**EXERCISE INSTRUCTIONS**. Return all lines from the listing below that include the word "sources".

**SOURCE INFORMATION**.

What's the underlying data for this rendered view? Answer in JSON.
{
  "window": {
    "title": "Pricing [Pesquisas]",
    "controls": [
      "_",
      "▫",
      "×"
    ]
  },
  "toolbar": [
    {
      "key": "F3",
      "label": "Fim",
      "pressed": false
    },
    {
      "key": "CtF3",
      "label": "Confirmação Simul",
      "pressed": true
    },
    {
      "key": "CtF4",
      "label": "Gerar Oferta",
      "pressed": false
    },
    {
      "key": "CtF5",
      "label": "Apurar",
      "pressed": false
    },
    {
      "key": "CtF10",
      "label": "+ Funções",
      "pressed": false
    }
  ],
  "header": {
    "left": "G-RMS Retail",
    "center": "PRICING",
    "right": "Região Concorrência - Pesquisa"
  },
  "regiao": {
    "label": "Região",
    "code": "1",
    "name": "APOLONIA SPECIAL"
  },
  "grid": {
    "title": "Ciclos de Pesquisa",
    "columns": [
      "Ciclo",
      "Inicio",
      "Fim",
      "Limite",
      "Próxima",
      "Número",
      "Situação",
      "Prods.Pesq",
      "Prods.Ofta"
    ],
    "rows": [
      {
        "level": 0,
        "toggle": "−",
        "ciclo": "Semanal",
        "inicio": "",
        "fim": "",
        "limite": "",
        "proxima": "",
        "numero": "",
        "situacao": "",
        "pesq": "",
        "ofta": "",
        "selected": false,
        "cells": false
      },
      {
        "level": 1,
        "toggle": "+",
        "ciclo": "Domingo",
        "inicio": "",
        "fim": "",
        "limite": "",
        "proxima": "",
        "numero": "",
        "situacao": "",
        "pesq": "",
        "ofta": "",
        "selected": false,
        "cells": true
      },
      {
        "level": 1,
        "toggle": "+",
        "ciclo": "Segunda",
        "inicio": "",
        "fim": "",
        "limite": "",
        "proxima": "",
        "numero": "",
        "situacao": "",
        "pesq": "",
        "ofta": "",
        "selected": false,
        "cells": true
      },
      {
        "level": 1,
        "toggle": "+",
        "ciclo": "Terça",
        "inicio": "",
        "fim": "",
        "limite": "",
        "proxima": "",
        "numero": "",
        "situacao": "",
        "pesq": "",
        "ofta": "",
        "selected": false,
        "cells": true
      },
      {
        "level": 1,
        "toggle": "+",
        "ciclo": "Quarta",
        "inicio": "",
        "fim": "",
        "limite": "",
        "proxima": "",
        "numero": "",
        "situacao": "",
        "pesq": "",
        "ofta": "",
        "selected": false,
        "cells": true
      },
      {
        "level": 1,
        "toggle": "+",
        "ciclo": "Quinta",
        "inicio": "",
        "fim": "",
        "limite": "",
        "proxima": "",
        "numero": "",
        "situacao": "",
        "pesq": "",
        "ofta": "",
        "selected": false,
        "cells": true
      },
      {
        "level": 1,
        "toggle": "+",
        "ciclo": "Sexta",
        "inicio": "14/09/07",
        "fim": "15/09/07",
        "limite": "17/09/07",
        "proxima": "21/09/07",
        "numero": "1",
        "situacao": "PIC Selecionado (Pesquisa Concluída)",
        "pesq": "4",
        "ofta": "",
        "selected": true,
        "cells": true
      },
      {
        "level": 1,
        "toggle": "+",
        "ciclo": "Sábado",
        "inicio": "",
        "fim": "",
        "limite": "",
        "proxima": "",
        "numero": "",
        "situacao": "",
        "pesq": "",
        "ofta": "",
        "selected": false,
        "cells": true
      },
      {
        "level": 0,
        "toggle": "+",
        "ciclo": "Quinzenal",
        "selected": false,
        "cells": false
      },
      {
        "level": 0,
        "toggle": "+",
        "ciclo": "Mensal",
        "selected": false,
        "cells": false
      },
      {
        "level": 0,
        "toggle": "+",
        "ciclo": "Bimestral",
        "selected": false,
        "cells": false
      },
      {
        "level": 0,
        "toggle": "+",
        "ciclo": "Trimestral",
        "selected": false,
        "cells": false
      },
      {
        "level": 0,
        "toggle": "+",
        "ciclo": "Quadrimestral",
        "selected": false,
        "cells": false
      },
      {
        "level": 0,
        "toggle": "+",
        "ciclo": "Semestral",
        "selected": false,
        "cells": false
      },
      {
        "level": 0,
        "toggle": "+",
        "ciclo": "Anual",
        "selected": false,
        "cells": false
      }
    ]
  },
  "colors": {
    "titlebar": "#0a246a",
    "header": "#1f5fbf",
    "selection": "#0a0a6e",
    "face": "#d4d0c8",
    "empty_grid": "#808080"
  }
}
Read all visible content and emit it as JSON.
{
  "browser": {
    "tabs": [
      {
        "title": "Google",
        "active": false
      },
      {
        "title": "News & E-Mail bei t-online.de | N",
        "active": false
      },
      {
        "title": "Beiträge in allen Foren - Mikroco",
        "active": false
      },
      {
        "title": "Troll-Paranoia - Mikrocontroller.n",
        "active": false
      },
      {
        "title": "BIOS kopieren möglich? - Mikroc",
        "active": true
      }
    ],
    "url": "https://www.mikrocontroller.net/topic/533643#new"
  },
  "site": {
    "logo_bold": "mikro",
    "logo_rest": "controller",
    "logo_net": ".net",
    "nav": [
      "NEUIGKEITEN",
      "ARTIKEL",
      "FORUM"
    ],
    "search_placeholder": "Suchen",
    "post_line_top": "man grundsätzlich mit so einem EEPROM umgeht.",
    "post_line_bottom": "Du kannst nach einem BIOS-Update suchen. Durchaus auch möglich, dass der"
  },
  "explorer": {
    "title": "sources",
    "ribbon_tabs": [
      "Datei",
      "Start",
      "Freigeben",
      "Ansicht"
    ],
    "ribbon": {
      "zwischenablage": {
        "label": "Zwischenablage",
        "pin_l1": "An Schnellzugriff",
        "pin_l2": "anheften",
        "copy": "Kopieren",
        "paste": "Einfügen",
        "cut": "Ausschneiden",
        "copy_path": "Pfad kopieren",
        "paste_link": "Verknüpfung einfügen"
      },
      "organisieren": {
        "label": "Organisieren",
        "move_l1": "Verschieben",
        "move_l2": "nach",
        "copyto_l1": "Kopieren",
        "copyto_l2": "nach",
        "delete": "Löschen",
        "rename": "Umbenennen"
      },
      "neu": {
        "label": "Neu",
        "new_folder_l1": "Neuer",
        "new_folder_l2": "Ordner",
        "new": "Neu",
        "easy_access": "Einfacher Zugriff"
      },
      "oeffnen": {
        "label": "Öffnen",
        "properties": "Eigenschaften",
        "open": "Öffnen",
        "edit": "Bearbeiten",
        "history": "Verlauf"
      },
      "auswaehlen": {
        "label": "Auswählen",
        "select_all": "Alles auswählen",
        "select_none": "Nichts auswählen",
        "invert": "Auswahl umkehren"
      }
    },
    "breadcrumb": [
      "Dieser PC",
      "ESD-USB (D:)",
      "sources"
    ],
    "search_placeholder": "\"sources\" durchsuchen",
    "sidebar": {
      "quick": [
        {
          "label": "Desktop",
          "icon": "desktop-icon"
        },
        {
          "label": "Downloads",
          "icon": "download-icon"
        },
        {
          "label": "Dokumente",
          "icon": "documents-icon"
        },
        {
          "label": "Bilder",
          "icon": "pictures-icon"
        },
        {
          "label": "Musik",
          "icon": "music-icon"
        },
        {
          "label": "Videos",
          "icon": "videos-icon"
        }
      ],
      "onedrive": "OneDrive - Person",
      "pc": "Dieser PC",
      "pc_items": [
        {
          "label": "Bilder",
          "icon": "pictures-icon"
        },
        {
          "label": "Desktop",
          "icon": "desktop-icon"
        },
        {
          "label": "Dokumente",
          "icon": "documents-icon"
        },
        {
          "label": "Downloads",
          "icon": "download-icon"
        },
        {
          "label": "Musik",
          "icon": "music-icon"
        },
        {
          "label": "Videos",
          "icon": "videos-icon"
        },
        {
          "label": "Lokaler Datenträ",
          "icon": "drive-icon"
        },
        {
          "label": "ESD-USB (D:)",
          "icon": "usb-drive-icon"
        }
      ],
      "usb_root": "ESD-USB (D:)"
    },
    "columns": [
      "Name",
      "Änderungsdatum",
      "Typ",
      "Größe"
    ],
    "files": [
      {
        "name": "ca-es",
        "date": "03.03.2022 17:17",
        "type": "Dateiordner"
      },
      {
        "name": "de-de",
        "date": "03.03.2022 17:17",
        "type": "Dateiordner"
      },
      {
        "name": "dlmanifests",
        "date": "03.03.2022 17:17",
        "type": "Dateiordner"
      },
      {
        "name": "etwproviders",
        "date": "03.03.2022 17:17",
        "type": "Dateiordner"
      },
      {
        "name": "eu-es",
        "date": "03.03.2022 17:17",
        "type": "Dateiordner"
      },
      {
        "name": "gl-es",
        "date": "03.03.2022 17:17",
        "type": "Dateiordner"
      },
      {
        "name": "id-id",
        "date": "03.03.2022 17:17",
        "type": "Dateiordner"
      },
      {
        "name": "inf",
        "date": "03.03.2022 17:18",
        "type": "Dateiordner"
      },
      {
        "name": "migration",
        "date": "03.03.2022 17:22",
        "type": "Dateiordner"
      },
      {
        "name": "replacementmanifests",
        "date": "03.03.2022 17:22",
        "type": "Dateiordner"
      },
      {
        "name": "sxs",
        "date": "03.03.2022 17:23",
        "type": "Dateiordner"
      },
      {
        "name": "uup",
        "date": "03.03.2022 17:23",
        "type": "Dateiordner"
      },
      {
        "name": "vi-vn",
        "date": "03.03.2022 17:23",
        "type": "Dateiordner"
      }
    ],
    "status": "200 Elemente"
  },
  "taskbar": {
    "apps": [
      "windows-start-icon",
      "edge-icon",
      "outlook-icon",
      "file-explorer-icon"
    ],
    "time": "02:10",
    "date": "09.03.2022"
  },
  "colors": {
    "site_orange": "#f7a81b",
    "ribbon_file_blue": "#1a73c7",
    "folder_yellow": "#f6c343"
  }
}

**REPLY**.
    "title": "sources",
      "sources"
    "search_placeholder": "\"sources\" durchsuchen",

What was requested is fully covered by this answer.